Generally the new generation of insecticide seed treatments will give effective and reliable protection against leaf miner damage for about 10 weeks after drilling. This season because of the cold conditions and high rainfall growth of many crops has been much slower than is normal and as a result some crops are now vulnerable to attack and may require a foliar insecticide at egg hatch see table 1.
Treatment thresh old is:- "When the number of un hatched eggs in combination with viable larvae exceeds the square of the number of true leaves."
For example a plant with 4 true leaves would require a population of 16 eggs and larvae before treatment is justified.
Aphids - Myzus persicae
With many crops having now been in the ground over ten weeks in some cases it is possible that crops may not achieve maturity resistance to aphid attack (12 leaf) before the protection from the seed treatments is exhausted.
Aphid activity and the potential transmission of viruses is of particular concern with the high number of resistant aphids in the population.
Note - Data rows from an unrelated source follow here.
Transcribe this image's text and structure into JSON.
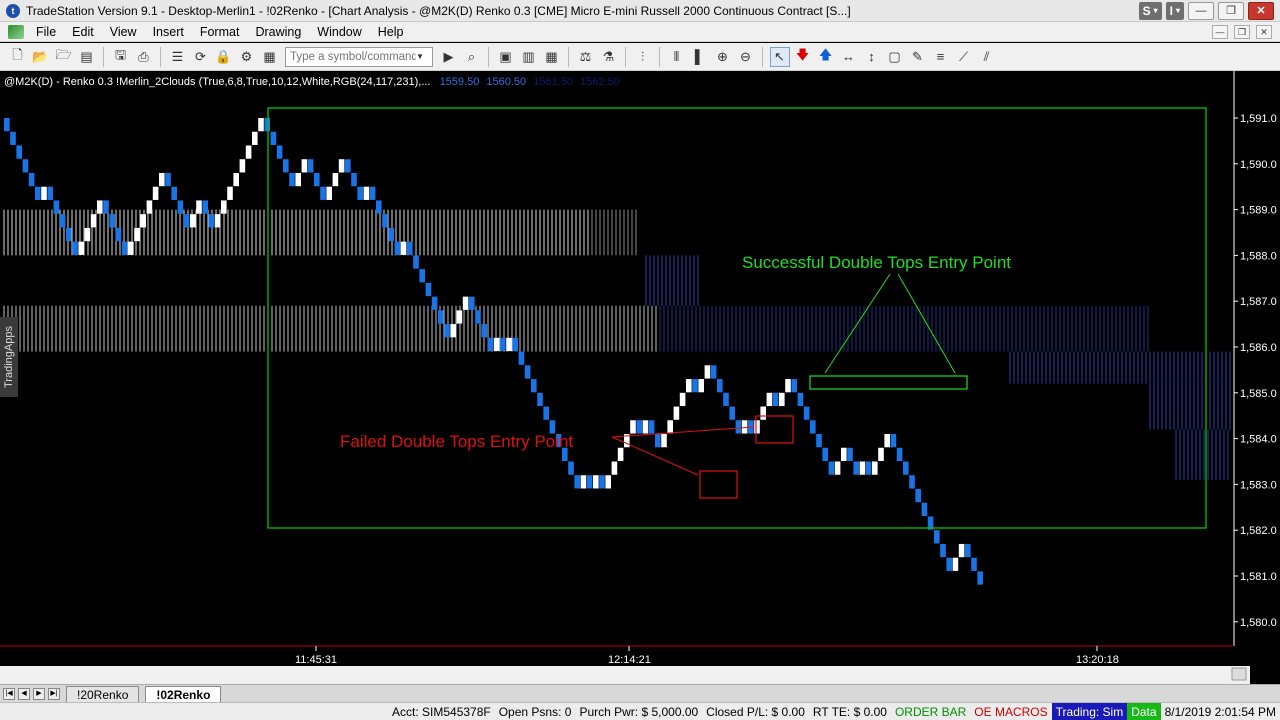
{
  "window": {
    "title": "TradeStation Version 9.1 - Desktop-Merlin1 - !02Renko - [Chart Analysis - @M2K(D) Renko 0.3 [CME] Micro E-mini Russell 2000 Continuous Contract [S...]",
    "pill_s": "S",
    "pill_i": "I"
  },
  "menu": [
    "File",
    "Edit",
    "View",
    "Insert",
    "Format",
    "Drawing",
    "Window",
    "Help"
  ],
  "toolbar": {
    "symbol_placeholder": "Type a symbol/command"
  },
  "chart": {
    "header_text": "@M2K(D) - Renko 0.3  !Merlin_2Clouds (True,6,8,True,10,12,White,RGB(24,117,231),...",
    "header_values": [
      "1559.50",
      "1560.50",
      "1561.50",
      "1562.50"
    ],
    "side_tab": "TradingApps",
    "price_labels": [
      "1,591.0",
      "1,590.0",
      "1,589.0",
      "1,588.0",
      "1,587.0",
      "1,586.0",
      "1,585.0",
      "1,584.0",
      "1,583.0",
      "1,582.0",
      "1,581.0",
      "1,580.0"
    ],
    "time_labels": [
      "11:45:31",
      "12:14:21",
      "13:20:18"
    ],
    "annotation_success": "Successful Double Tops Entry Point",
    "annotation_failed": "Failed Double Tops Entry Point",
    "colors": {
      "up_brick": "#ffffff",
      "down_brick": "#1875e7",
      "cloud_white": "#ffffff",
      "cloud_blue": "#2b3fa6",
      "box": "#00c800",
      "failed": "#e01010",
      "success": "#22dd22"
    }
  },
  "tabs": [
    "!20Renko",
    "!02Renko"
  ],
  "status": {
    "acct": "Acct: SIM545378F",
    "open_psns": "Open Psns: 0",
    "purch_pwr": "Purch Pwr: $ 5,000.00",
    "closed_pl": "Closed P/L: $ 0.00",
    "rt_te": "RT TE: $ 0.00",
    "order_bar": "ORDER BAR",
    "oe_macros": "OE MACROS",
    "trading": "Trading: Sim",
    "data": "Data",
    "datetime": "8/1/2019 2:01:54 PM"
  }
}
Area managers and independent advisers are requested to send samples of any aphids that they find on sugar beet to Brooms Bar n for analysis.
Steps are in place to seek approval for additional pesticides to control aphids in the crop via a SOLAR (Specific off-label recommendation), to ensure that should these products be required they can be used legally. This approval has not yet been gained and details of any approval will be circulated once achieved.
BBRO Open Days - all open days will be between 12.00 and 3.00pm
The BBRO are pleased to announce the 2012 programme of field Open Days. These open days set out to provide technical assistance and advice from the very latest research findings to help you get the most from your sugar beet crop.
In addition to the technical presentations in the field, each event will feature a large number of trade exhibits and the opportunity to meet with a range of industry experts.
As in previous years, there is a no charge for attending any of these events and BASIS & NRoSO points will be available on each day, as well refreshments.
They will be four events for 2012, dates and locations are as folllows:
Newark - Tuesday 22nd May - East Mere House, Mere Road, Bracebridge Heath, Lincoln, LN4 2JB
Wissington - Thursday 24th May - Top Farm, Holbeach Hurn, Spalding, Lincolnshire, PE12 8LW
Cantley - Wednesday 30th May - Hall Farm, Reedham, Norwich, Norfolk, NR13 3HW
Bury St Edmunds - Thursday 31st May - Broom's Barn, Higham, Bury St Edmunds, Suffolk, IP28 6NP
Details of the events, including directions, are available on the Sugar Beet Portal (www.uksugarbeet.co.uk)
Two BASIS points in total (not per bulletin) have been allocated for the period between 01/06/11 and 31/05/12 reference CPD/20108/1112/a. In order to claim these points please contact Jill at BASIS registration on Jill@basis-reg.co.uk
For technical queries contact the BBRO helplines:
Pam Chambers , firstname.lastname@example.org 07887 628357
Colin Walters email@example.com 01733 422088
Caution : this information is based on results of experiments and experience but cannot constitute a recommendation.
No comments have been made.